• **Exercise instructions**: Extract the full set of records that follows, word for word.

Data excerpts:
--- START ---

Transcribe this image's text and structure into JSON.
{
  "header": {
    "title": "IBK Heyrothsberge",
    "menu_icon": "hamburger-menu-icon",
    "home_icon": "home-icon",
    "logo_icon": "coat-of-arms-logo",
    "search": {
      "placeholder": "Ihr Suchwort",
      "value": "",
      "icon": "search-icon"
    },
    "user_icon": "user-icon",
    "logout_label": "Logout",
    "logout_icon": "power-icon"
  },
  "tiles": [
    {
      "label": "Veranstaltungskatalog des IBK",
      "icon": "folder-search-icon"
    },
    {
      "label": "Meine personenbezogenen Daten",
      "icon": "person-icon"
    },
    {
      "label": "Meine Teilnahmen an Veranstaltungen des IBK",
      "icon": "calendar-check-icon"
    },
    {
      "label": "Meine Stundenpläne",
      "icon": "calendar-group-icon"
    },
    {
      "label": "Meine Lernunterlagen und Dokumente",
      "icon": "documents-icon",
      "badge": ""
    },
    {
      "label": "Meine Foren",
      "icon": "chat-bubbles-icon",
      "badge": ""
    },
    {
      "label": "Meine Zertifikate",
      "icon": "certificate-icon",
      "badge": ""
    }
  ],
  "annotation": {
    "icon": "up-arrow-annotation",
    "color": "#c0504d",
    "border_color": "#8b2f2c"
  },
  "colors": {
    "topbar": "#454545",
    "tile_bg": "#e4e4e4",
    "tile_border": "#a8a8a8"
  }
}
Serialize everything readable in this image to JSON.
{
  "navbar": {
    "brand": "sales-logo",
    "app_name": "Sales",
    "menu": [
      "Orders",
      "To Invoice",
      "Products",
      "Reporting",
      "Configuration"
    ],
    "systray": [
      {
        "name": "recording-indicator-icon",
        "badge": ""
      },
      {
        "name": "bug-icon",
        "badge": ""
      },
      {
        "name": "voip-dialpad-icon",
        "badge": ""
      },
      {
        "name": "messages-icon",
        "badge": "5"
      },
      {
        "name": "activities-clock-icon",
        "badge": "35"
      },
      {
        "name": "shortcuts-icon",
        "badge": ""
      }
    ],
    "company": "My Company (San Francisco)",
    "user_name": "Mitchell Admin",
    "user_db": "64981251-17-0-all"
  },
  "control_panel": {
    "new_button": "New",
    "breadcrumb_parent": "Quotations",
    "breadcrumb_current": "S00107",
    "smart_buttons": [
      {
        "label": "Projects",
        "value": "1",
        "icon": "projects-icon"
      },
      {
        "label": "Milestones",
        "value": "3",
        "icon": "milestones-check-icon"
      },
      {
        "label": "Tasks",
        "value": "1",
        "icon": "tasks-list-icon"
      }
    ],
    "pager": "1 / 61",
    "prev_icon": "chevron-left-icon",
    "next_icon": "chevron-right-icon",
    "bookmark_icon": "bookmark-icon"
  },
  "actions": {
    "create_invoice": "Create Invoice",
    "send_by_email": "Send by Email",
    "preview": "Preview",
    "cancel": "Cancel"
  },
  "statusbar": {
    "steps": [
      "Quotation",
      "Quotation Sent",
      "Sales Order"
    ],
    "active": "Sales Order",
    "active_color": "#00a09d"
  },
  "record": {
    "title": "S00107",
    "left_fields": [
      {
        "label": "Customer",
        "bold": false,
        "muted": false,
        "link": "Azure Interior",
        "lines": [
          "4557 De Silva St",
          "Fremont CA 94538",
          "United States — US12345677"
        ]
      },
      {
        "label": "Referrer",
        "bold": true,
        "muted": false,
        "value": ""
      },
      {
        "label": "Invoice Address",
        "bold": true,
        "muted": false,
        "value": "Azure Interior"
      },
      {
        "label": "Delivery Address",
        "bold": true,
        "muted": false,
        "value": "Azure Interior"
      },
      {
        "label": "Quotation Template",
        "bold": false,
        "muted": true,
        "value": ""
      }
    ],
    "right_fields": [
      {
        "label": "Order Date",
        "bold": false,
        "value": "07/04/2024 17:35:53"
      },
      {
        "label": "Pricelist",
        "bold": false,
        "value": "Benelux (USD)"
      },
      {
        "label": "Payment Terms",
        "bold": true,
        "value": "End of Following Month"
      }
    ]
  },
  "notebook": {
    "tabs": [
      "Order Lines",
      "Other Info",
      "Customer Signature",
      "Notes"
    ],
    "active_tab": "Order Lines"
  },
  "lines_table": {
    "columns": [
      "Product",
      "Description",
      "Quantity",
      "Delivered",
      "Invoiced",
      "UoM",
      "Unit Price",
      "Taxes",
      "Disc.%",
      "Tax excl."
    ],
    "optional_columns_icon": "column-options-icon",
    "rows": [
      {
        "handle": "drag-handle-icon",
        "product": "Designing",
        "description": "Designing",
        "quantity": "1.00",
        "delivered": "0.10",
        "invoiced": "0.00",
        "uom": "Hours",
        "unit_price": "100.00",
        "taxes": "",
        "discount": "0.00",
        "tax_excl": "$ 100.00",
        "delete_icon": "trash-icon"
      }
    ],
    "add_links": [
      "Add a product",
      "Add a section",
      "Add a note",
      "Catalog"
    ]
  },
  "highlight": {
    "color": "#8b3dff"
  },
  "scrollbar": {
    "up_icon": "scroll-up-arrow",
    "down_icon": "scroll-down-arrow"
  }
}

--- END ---

• **Exercise result**:
Transcribe this image's text and structure into JSON.
{
  "header": {
    "title": "IBK Heyrothsberge",
    "menu_icon": "hamburger-menu-icon",
    "home_icon": "home-icon",
    "logo_icon": "coat-of-arms-logo",
    "search": {
      "placeholder": "Ihr Suchwort",
      "value": "",
      "icon": "search-icon"
    },
    "user_icon": "user-icon",
    "logout_label": "Logout",
    "logout_icon": "power-icon"
  },
  "tiles": [
    {
      "label": "Veranstaltungskatalog des IBK",
      "icon": "folder-search-icon"
    },
    {
      "label": "Meine personenbezogenen Daten",
      "icon": "person-icon"
    },
    {
      "label": "Meine Teilnahmen an Veranstaltungen des IBK",
      "icon": "calendar-check-icon"
    },
    {
      "label": "Meine Stundenpläne",
      "icon": "calendar-group-icon"
    },
    {
      "label": "Meine Lernunterlagen und Dokumente",
      "icon": "documents-icon",
      "badge": ""
    },
    {
      "label": "Meine Foren",
      "icon": "chat-bubbles-icon",
      "badge": ""
    },
    {
      "label": "Meine Zertifikate",
      "icon": "certificate-icon",
      "badge": ""
    }
  ],
  "annotation": {
    "icon": "up-arrow-annotation",
    "color": "#c0504d",
    "border_color": "#8b2f2c"
  },
  "colors": {
    "topbar": "#454545",
    "tile_bg": "#e4e4e4",
    "tile_border": "#a8a8a8"
  }
}
Serialize everything readable in this image to JSON.
{
  "navbar": {
    "brand": "sales-logo",
    "app_name": "Sales",
    "menu": [
      "Orders",
      "To Invoice",
      "Products",
      "Reporting",
      "Configuration"
    ],
    "systray": [
      {
        "name": "recording-indicator-icon",
        "badge": ""
      },
      {
        "name": "bug-icon",
        "badge": ""
      },
      {
        "name": "voip-dialpad-icon",
        "badge": ""
      },
      {
        "name": "messages-icon",
        "badge": "5"
      },
      {
        "name": "activities-clock-icon",
        "badge": "35"
      },
      {
        "name": "shortcuts-icon",
        "badge": ""
      }
    ],
    "company": "My Company (San Francisco)",
    "user_name": "Mitchell Admin",
    "user_db": "64981251-17-0-all"
  },
  "control_panel": {
    "new_button": "New",
    "breadcrumb_parent": "Quotations",
    "breadcrumb_current": "S00107",
    "smart_buttons": [
      {
        "label": "Projects",
        "value": "1",
        "icon": "projects-icon"
      },
      {
        "label": "Milestones",
        "value": "3",
        "icon": "milestones-check-icon"
      },
      {
        "label": "Tasks",
        "value": "1",
        "icon": "tasks-list-icon"
      }
    ],
    "pager": "1 / 61",
    "prev_icon": "chevron-left-icon",
    "next_icon": "chevron-right-icon",
    "bookmark_icon": "bookmark-icon"
  },
  "actions": {
    "create_invoice": "Create Invoice",
    "send_by_email": "Send by Email",
    "preview": "Preview",
    "cancel": "Cancel"
  },
  "statusbar": {
    "steps": [
      "Quotation",
      "Quotation Sent",
      "Sales Order"
    ],
    "active": "Sales Order",
    "active_color": "#00a09d"
  },
  "record": {
    "title": "S00107",
    "left_fields": [
      {
        "label": "Customer",
        "bold": false,
        "muted": false,
        "link": "Azure Interior",
        "lines": [
          "4557 De Silva St",
          "Fremont CA 94538",
          "United States — US12345677"
        ]
      },
      {
        "label": "Referrer",
        "bold": true,
        "muted": false,
        "value": ""
      },
      {
        "label": "Invoice Address",
        "bold": true,
        "muted": false,
        "value": "Azure Interior"
      },
      {
        "label": "Delivery Address",
        "bold": true,
        "muted": false,
        "value": "Azure Interior"
      },
      {
        "label": "Quotation Template",
        "bold": false,
        "muted": true,
        "value": ""
      }
    ],
    "right_fields": [
      {
        "label": "Order Date",
        "bold": false,
        "value": "07/04/2024 17:35:53"
      },
      {
        "label": "Pricelist",
        "bold": false,
        "value": "Benelux (USD)"
      },
      {
        "label": "Payment Terms",
        "bold": true,
        "value": "End of Following Month"
      }
    ]
  },
  "notebook": {
    "tabs": [
      "Order Lines",
      "Other Info",
      "Customer Signature",
      "Notes"
    ],
    "active_tab": "Order Lines"
  },
  "lines_table": {
    "columns": [
      "Product",
      "Description",
      "Quantity",
      "Delivered",
      "Invoiced",
      "UoM",
      "Unit Price",
      "Taxes",
      "Disc.%",
      "Tax excl."
    ],
    "optional_columns_icon": "column-options-icon",
    "rows": [
      {
        "handle": "drag-handle-icon",
        "product": "Designing",
        "description": "Designing",
        "quantity": "1.00",
        "delivered": "0.10",
        "invoiced": "0.00",
        "uom": "Hours",
        "unit_price": "100.00",
        "taxes": "",
        "discount": "0.00",
        "tax_excl": "$ 100.00",
        "delete_icon": "trash-icon"
      }
    ],
    "add_links": [
      "Add a product",
      "Add a section",
      "Add a note",
      "Catalog"
    ]
  },
  "highlight": {
    "color": "#8b3dff"
  },
  "scrollbar": {
    "up_icon": "scroll-up-arrow",
    "down_icon": "scroll-down-arrow"
  }
}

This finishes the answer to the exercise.